New cloud capabilities such as easier backup and recovery in Windows Azure were also announced by Microsoft exec Quentin Clark in his keynote address at the Professional Association of SQL Server (PASS) Summit 2013 in Charlotte, N.C.
Clark noted that this "public and production-ready" release is shipping only 18 months after SQL Server 2012, a much faster release cycle than previous SQL Server versions.
"A year ago we announced project 'Hekaton,' and today we have customers realizing performance gains of up to 30x," said Clark, corporate vice president of the Data Platform Group. "This work, combined with our early investments in Analysis Services and Excel, means Microsoft is delivering the most complete in-memory capabilities for all data workloads -- analytics, data warehousing and OLTP."
Clark also nodded to the Big Data phenomenon, noting that customers are collecting and storing more data than ever before, such as machine signals, data from devices and services and even data from outside the organization, "so we invest in scaling the database and a Hadoop-based solution."
The new Windows Azure backup and recovery features are part of Microsoft's "hybrid cloud" strategy in which customers can work with SQL Server databases on-premises and back them up and recover them from the cloud. Clark announced today that all currently supported SQL Server releases can use Windows Azure backup.

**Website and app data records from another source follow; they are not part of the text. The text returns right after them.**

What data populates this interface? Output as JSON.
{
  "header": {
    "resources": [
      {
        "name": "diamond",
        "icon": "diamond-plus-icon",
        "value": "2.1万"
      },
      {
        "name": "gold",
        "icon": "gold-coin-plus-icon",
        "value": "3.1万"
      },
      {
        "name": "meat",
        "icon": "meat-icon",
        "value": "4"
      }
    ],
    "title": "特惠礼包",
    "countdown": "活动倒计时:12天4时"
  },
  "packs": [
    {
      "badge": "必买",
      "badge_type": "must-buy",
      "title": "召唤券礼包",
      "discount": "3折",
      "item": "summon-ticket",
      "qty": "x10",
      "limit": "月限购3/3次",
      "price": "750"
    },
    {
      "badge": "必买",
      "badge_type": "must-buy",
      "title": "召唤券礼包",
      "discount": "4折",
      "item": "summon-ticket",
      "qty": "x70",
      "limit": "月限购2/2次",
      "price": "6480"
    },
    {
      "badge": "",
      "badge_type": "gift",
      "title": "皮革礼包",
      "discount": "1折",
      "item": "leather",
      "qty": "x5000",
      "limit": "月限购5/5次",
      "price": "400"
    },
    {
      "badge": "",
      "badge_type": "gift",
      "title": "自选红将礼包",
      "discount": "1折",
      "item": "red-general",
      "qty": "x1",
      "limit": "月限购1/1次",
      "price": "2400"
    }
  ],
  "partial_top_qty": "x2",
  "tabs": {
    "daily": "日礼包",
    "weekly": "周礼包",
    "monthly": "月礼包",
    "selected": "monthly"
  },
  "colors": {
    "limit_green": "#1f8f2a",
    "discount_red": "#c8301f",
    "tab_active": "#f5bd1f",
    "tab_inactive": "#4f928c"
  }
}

A preview of a stand-alone SQL Server Backup for Windows Azure Tool will be available for download later this week.
The CTP2 trial is available for download now along with a product guide.
Posted by David Ramel on 10/16/2013 at 11:21 AM0 comments